** THE DATA follows **
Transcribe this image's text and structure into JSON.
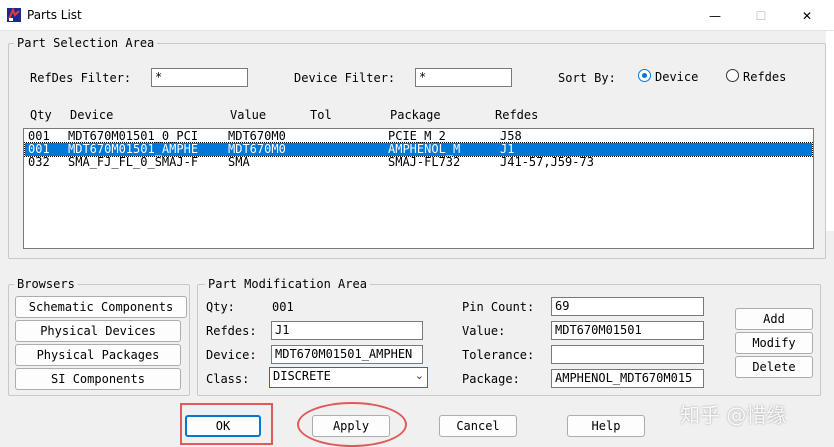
{
  "window": {
    "title": "Parts List",
    "buttons": {
      "minimize": "—",
      "maximize": "☐",
      "close": "✕"
    }
  },
  "selection": {
    "group_title": "Part Selection Area",
    "refdes_filter_label": "RefDes Filter:",
    "refdes_filter_value": "*",
    "device_filter_label": "Device Filter:",
    "device_filter_value": "*",
    "sort_by_label": "Sort By:",
    "sort_options": [
      {
        "label": "Device",
        "selected": true
      },
      {
        "label": "Refdes",
        "selected": false
      }
    ]
  },
  "parts_table": {
    "columns": [
      "Qty",
      "Device",
      "Value",
      "Tol",
      "Package",
      "Refdes"
    ],
    "rows": [
      {
        "qty": "001",
        "device": "MDT670M01501_0_PCI",
        "value": "MDT670M0",
        "tol": "",
        "package": "PCIE_M_2",
        "refdes": "J58",
        "selected": false
      },
      {
        "qty": "001",
        "device": "MDT670M01501_AMPHE",
        "value": "MDT670M0",
        "tol": "",
        "package": "AMPHENOL_M",
        "refdes": "J1",
        "selected": true
      },
      {
        "qty": "032",
        "device": "SMA_FJ_FL_0_SMAJ-F",
        "value": "SMA",
        "tol": "",
        "package": "SMAJ-FL732",
        "refdes": "J41-57,J59-73",
        "selected": false
      }
    ]
  },
  "browsers": {
    "group_title": "Browsers",
    "buttons": [
      "Schematic Components",
      "Physical Devices",
      "Physical Packages",
      "SI Components"
    ]
  },
  "modification": {
    "group_title": "Part Modification Area",
    "qty_label": "Qty:",
    "qty_value": "001",
    "refdes_label": "Refdes:",
    "refdes_value": "J1",
    "device_label": "Device:",
    "device_value": "MDT670M01501_AMPHEN",
    "class_label": "Class:",
    "class_value": "DISCRETE",
    "pin_count_label": "Pin Count:",
    "pin_count_value": "69",
    "value_label": "Value:",
    "value_value": "MDT670M01501",
    "tolerance_label": "Tolerance:",
    "tolerance_value": "",
    "package_label": "Package:",
    "package_value": "AMPHENOL_MDT670M015",
    "buttons": {
      "add": "Add",
      "modify": "Modify",
      "delete": "Delete"
    }
  },
  "footer": {
    "ok": "OK",
    "apply": "Apply",
    "cancel": "Cancel",
    "help": "Help"
  },
  "watermark": "知乎 @惜缘",
  "colors": {
    "selection": "#0078d7",
    "annotation": "#e05a5a"
  }
}
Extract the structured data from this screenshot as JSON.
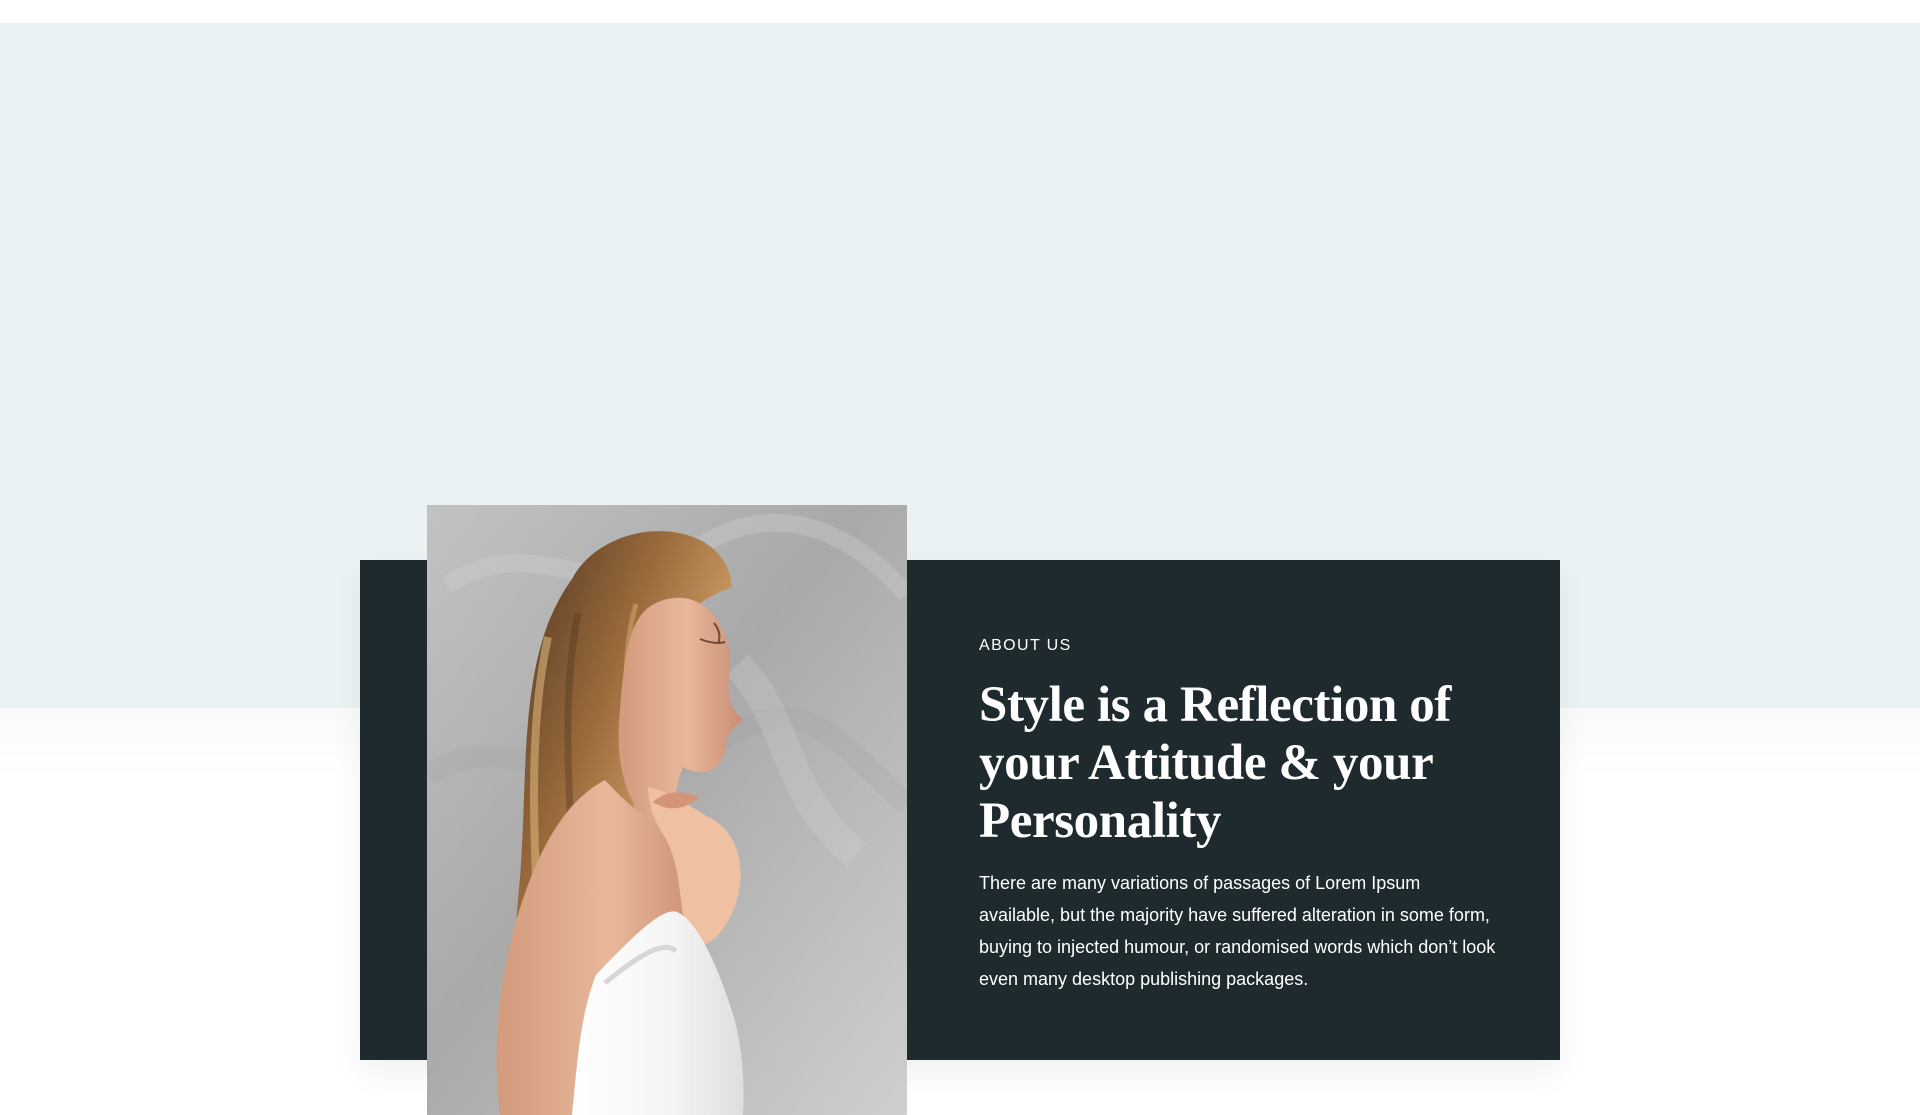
{
  "about": {
    "eyebrow": "ABOUT US",
    "title": "Style is a Reflection of your Attitude & your Personality",
    "body": "There are many variations of passages of Lorem Ipsum available, but the majority have suffered alteration in some form, buying to injected humour, or randomised words which don’t look even many desktop publishing packages."
  },
  "colors": {
    "hero_background": "#eaf2f3",
    "card_background": "#1f2a2f",
    "text": "#ffffff"
  },
  "image": {
    "subject": "woman-profile-with-towel"
  }
}
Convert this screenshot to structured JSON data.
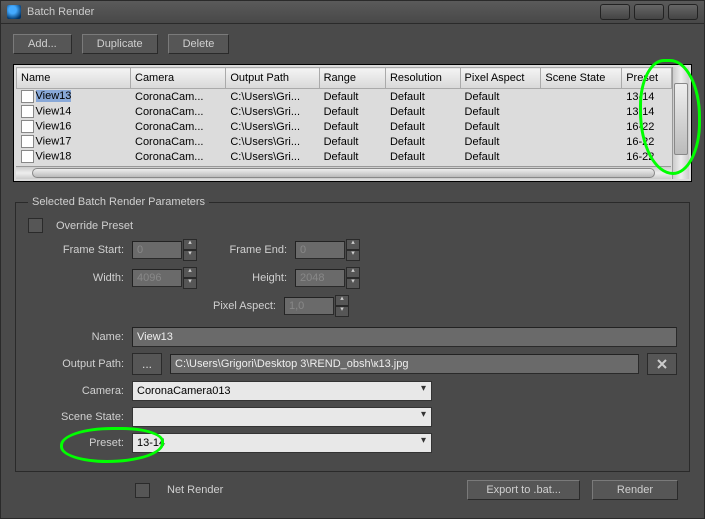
{
  "window": {
    "title": "Batch Render"
  },
  "toolbar": {
    "add": "Add...",
    "duplicate": "Duplicate",
    "delete": "Delete"
  },
  "list": {
    "headers": [
      "Name",
      "Camera",
      "Output Path",
      "Range",
      "Resolution",
      "Pixel Aspect",
      "Scene State",
      "Preset"
    ],
    "rows": [
      {
        "name": "View13",
        "camera": "CoronaCam...",
        "path": "C:\\Users\\Gri...",
        "range": "Default",
        "res": "Default",
        "pa": "Default",
        "ss": "",
        "preset": "13-14",
        "selected": true
      },
      {
        "name": "View14",
        "camera": "CoronaCam...",
        "path": "C:\\Users\\Gri...",
        "range": "Default",
        "res": "Default",
        "pa": "Default",
        "ss": "",
        "preset": "13-14",
        "selected": false
      },
      {
        "name": "View16",
        "camera": "CoronaCam...",
        "path": "C:\\Users\\Gri...",
        "range": "Default",
        "res": "Default",
        "pa": "Default",
        "ss": "",
        "preset": "16-22",
        "selected": false
      },
      {
        "name": "View17",
        "camera": "CoronaCam...",
        "path": "C:\\Users\\Gri...",
        "range": "Default",
        "res": "Default",
        "pa": "Default",
        "ss": "",
        "preset": "16-22",
        "selected": false
      },
      {
        "name": "View18",
        "camera": "CoronaCam...",
        "path": "C:\\Users\\Gri...",
        "range": "Default",
        "res": "Default",
        "pa": "Default",
        "ss": "",
        "preset": "16-22",
        "selected": false
      }
    ]
  },
  "params": {
    "legend": "Selected Batch Render Parameters",
    "override_label": "Override Preset",
    "frame_start_label": "Frame Start:",
    "frame_start": "0",
    "frame_end_label": "Frame End:",
    "frame_end": "0",
    "width_label": "Width:",
    "width": "4096",
    "height_label": "Height:",
    "height": "2048",
    "pixel_aspect_label": "Pixel Aspect:",
    "pixel_aspect": "1,0",
    "name_label": "Name:",
    "name": "View13",
    "output_path_label": "Output Path:",
    "output_path_browse": "...",
    "output_path": "C:\\Users\\Grigori\\Desktop 3\\REND_obsh\\к13.jpg",
    "camera_label": "Camera:",
    "camera": "CoronaCamera013",
    "scene_state_label": "Scene State:",
    "scene_state": "",
    "preset_label": "Preset:",
    "preset": "13-14"
  },
  "footer": {
    "net_render": "Net Render",
    "export": "Export to .bat...",
    "render": "Render"
  }
}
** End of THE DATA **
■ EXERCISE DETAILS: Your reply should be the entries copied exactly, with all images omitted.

■ SOLVED PROBLEM:
Transcribe this image's text and structure into JSON.
{
  "window": {
    "title": "Parts List",
    "buttons": {
      "minimize": "—",
      "maximize": "☐",
      "close": "✕"
    }
  },
  "selection": {
    "group_title": "Part Selection Area",
    "refdes_filter_label": "RefDes Filter:",
    "refdes_filter_value": "*",
    "device_filter_label": "Device Filter:",
    "device_filter_value": "*",
    "sort_by_label": "Sort By:",
    "sort_options": [
      {
        "label": "Device",
        "selected": true
      },
      {
        "label": "Refdes",
        "selected": false
      }
    ]
  },
  "parts_table": {
    "columns": [
      "Qty",
      "Device",
      "Value",
      "Tol",
      "Package",
      "Refdes"
    ],
    "rows": [
      {
        "qty": "001",
        "device": "MDT670M01501_0_PCI",
        "value": "MDT670M0",
        "tol": "",
        "package": "PCIE_M_2",
        "refdes": "J58",
        "selected": false
      },
      {
        "qty": "001",
        "device": "MDT670M01501_AMPHE",
        "value": "MDT670M0",
        "tol": "",
        "package": "AMPHENOL_M",
        "refdes": "J1",
        "selected": true
      },
      {
        "qty": "032",
        "device": "SMA_FJ_FL_0_SMAJ-F",
        "value": "SMA",
        "tol": "",
        "package": "SMAJ-FL732",
        "refdes": "J41-57,J59-73",
        "selected": false
      }
    ]
  },
  "browsers": {
    "group_title": "Browsers",
    "buttons": [
      "Schematic Components",
      "Physical Devices",
      "Physical Packages",
      "SI Components"
    ]
  },
  "modification": {
    "group_title": "Part Modification Area",
    "qty_label": "Qty:",
    "qty_value": "001",
    "refdes_label": "Refdes:",
    "refdes_value": "J1",
    "device_label": "Device:",
    "device_value": "MDT670M01501_AMPHEN",
    "class_label": "Class:",
    "class_value": "DISCRETE",
    "pin_count_label": "Pin Count:",
    "pin_count_value": "69",
    "value_label": "Value:",
    "value_value": "MDT670M01501",
    "tolerance_label": "Tolerance:",
    "tolerance_value": "",
    "package_label": "Package:",
    "package_value": "AMPHENOL_MDT670M015",
    "buttons": {
      "add": "Add",
      "modify": "Modify",
      "delete": "Delete"
    }
  },
  "footer": {
    "ok": "OK",
    "apply": "Apply",
    "cancel": "Cancel",
    "help": "Help"
  },
  "watermark": "知乎 @惜缘",
  "colors": {
    "selection": "#0078d7",
    "annotation": "#e05a5a"
  }
}
Extract the structured data from this screenshot as JSON.
{
  "about": {
    "eyebrow": "ABOUT US",
    "title": "Style is a Reflection of your Attitude & your Personality",
    "body": "There are many variations of passages of Lorem Ipsum available, but the majority have suffered alteration in some form, buying to injected humour, or randomised words which don’t look even many desktop publishing packages."
  },
  "colors": {
    "hero_background": "#eaf2f3",
    "card_background": "#1f2a2f",
    "text": "#ffffff"
  },
  "image": {
    "subject": "woman-profile-with-towel"
  }
}
Convert this screenshot to structured JSON data.
{
  "window": {
    "title": "Batch Render"
  },
  "toolbar": {
    "add": "Add...",
    "duplicate": "Duplicate",
    "delete": "Delete"
  },
  "list": {
    "headers": [
      "Name",
      "Camera",
      "Output Path",
      "Range",
      "Resolution",
      "Pixel Aspect",
      "Scene State",
      "Preset"
    ],
    "rows": [
      {
        "name": "View13",
        "camera": "CoronaCam...",
        "path": "C:\\Users\\Gri...",
        "range": "Default",
        "res": "Default",
        "pa": "Default",
        "ss": "",
        "preset": "13-14",
        "selected": true
      },
      {
        "name": "View14",
        "camera": "CoronaCam...",
        "path": "C:\\Users\\Gri...",
        "range": "Default",
        "res": "Default",
        "pa": "Default",
        "ss": "",
        "preset": "13-14",
        "selected": false
      },
      {
        "name": "View16",
        "camera": "CoronaCam...",
        "path": "C:\\Users\\Gri...",
        "range": "Default",
        "res": "Default",
        "pa": "Default",
        "ss": "",
        "preset": "16-22",
        "selected": false
      },
      {
        "name": "View17",
        "camera": "CoronaCam...",
        "path": "C:\\Users\\Gri...",
        "range": "Default",
        "res": "Default",
        "pa": "Default",
        "ss": "",
        "preset": "16-22",
        "selected": false
      },
      {
        "name": "View18",
        "camera": "CoronaCam...",
        "path": "C:\\Users\\Gri...",
        "range": "Default",
        "res": "Default",
        "pa": "Default",
        "ss": "",
        "preset": "16-22",
        "selected": false
      }
    ]
  },
  "params": {
    "legend": "Selected Batch Render Parameters",
    "override_label": "Override Preset",
    "frame_start_label": "Frame Start:",
    "frame_start": "0",
    "frame_end_label": "Frame End:",
    "frame_end": "0",
    "width_label": "Width:",
    "width": "4096",
    "height_label": "Height:",
    "height": "2048",
    "pixel_aspect_label": "Pixel Aspect:",
    "pixel_aspect": "1,0",
    "name_label": "Name:",
    "name": "View13",
    "output_path_label": "Output Path:",
    "output_path_browse": "...",
    "output_path": "C:\\Users\\Grigori\\Desktop 3\\REND_obsh\\к13.jpg",
    "camera_label": "Camera:",
    "camera": "CoronaCamera013",
    "scene_state_label": "Scene State:",
    "scene_state": "",
    "preset_label": "Preset:",
    "preset": "13-14"
  },
  "footer": {
    "net_render": "Net Render",
    "export": "Export to .bat...",
    "render": "Render"
  }
}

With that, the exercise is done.